The star of a recent conference on the court modernisation programme from the Westminster Legal Policy Forum was Yvonne Gallagher, the National Audit Office’s (NAO) digital transformation officer. She was announced as going to say ‘from her point of view, it’s all about money’. The NAO has, indeed, hammered the programme and its sponsoring department … Continue reading Court Modernisation: what was the point again?
Sometimes, it is good to look back and take stock of where you are. This is a collection of articles which cover the history of what we might now call ‘remote courts’ through close on five years. Just looking at the titles brings back the journey that we have travelled. For more detail, take a … Continue reading From ODR to Remote Courts: a story in six acts and much writing
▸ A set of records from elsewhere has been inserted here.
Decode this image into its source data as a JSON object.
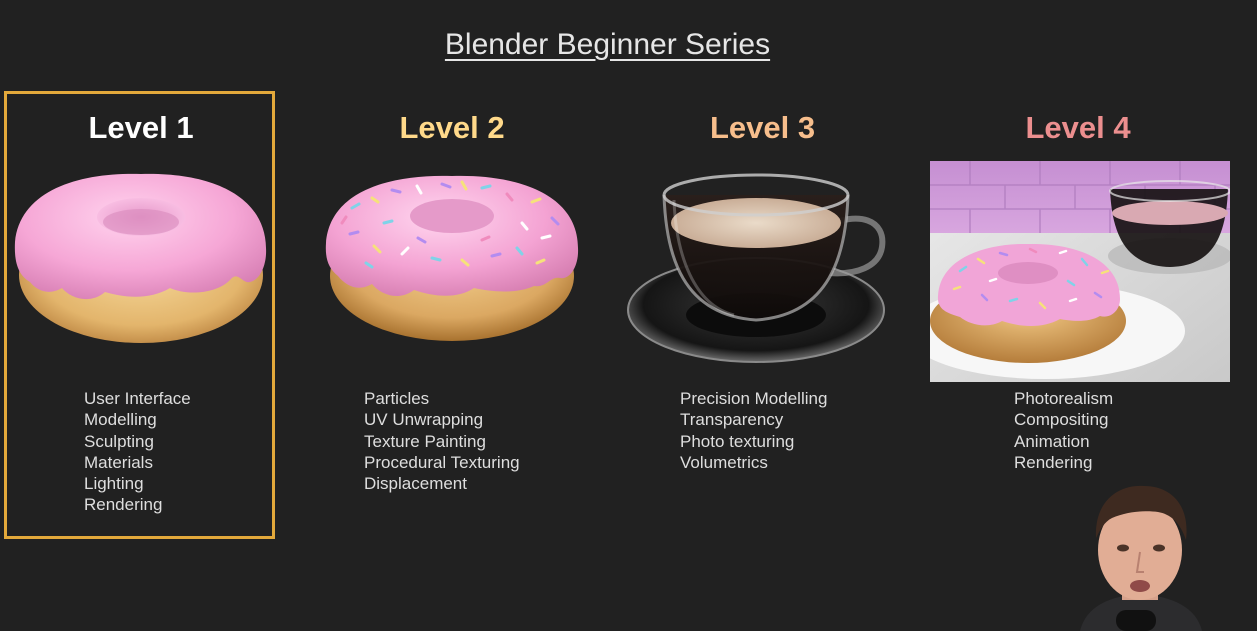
{
  "header": {
    "title": "Blender Beginner Series"
  },
  "levels": [
    {
      "label": "Level 1",
      "color": "#ffffff",
      "selected": true,
      "image": "plain-pink-donut",
      "features": [
        "User Interface",
        "Modelling",
        "Sculpting",
        "Materials",
        "Lighting",
        "Rendering"
      ]
    },
    {
      "label": "Level 2",
      "color": "#ffd98a",
      "selected": false,
      "image": "sprinkled-donut",
      "features": [
        "Particles",
        "UV Unwrapping",
        "Texture Painting",
        "Procedural Texturing",
        "Displacement"
      ]
    },
    {
      "label": "Level 3",
      "color": "#f7be8c",
      "selected": false,
      "image": "coffee-cup",
      "features": [
        "Precision Modelling",
        "Transparency",
        "Photo texturing",
        "Volumetrics"
      ]
    },
    {
      "label": "Level 4",
      "color": "#ec8f8f",
      "selected": false,
      "image": "photoreal-donut-scene",
      "features": [
        "Photorealism",
        "Compositing",
        "Animation",
        "Rendering"
      ]
    }
  ],
  "colors": {
    "background": "#212121",
    "highlight_border": "#e3a93b",
    "text": "#dedede"
  },
  "presenter": {
    "image": "presenter-webcam"
  }
}
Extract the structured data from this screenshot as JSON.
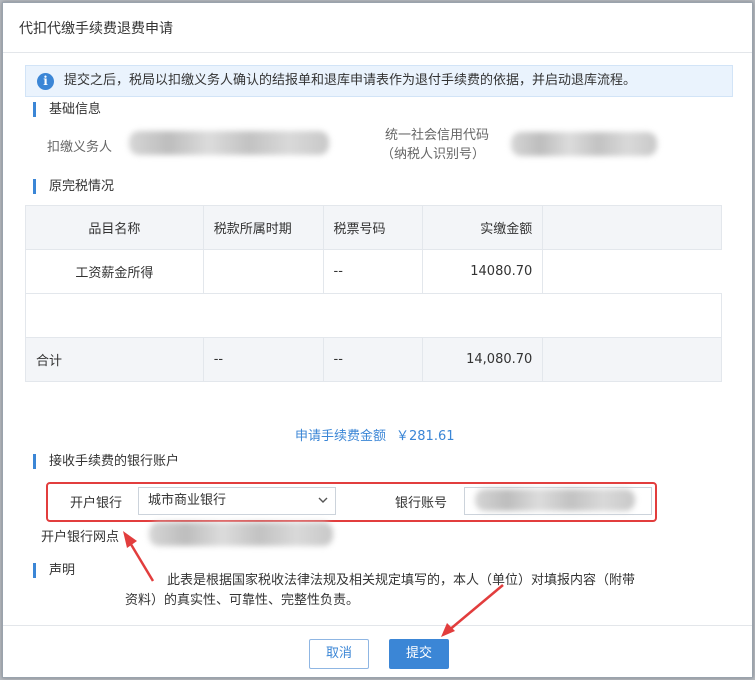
{
  "dialog": {
    "title": "代扣代缴手续费退费申请"
  },
  "notice": {
    "icon": "info-icon",
    "text": "提交之后，税局以扣缴义务人确认的结报单和退库申请表作为退付手续费的依据，并启动退库流程。"
  },
  "basic_info": {
    "heading": "基础信息",
    "withholder_label": "扣缴义务人",
    "credit_code_label_line1": "统一社会信用代码",
    "credit_code_label_line2": "（纳税人识别号）"
  },
  "tax_paid": {
    "heading": "原完税情况",
    "columns": [
      "品目名称",
      "税款所属时期",
      "税票号码",
      "实缴金额"
    ],
    "rows": [
      {
        "item": "工资薪金所得",
        "period": "",
        "ticket": "--",
        "amount": "14080.70"
      }
    ],
    "total": {
      "label": "合计",
      "period": "--",
      "ticket": "--",
      "amount": "14,080.70"
    }
  },
  "apply_amount": {
    "label": "申请手续费金额",
    "value": "￥281.61"
  },
  "bank": {
    "heading": "接收手续费的银行账户",
    "bank_label": "开户银行",
    "bank_value": "城市商业银行",
    "account_label": "银行账号",
    "branch_label": "开户银行网点"
  },
  "declaration": {
    "heading": "声明",
    "text": "此表是根据国家税收法律法规及相关规定填写的，本人（单位）对填报内容（附带资料）的真实性、可靠性、完整性负责。"
  },
  "footer": {
    "cancel_label": "取消",
    "submit_label": "提交"
  },
  "colors": {
    "accent": "#3b86d6",
    "annotation": "#e23d3d",
    "notice_bg": "#eaf3fd"
  }
}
1 April People’s Law School in British Columbia gets praise on Twitter for exemplary lay out of answers to common legal questions raised by Covid 19. It demonstrates nice use of Q and A; drop down information; and individual stories. The best presentation of this type anywhere in the world? Gemma Bryne of Citizens Advice … Continue reading That was the Month that Was: April 2020
Richard Susskind has written a new book. It is entitled Online Courts and the Future of Justice, published by OUP. If you are interested in the judicial system, you have to read it. This will not be difficult. Professor Susskind’s prose comes at you with the force of an express train or breakers smashing on … Continue reading Online Courts and the Future of Justice: the latest from Richard Susskind
The ‘death zone’, often quoted in the context of ascents of Mount Everest, is that area above 8,000 meters where you have limited time to achieve your objective – or you die. It is in my mind because I am currently ploughing through a rather tedious account of the 1920s attempts on the world’s highest … Continue reading Court Modernisation, the National Audit Office and the Death Zone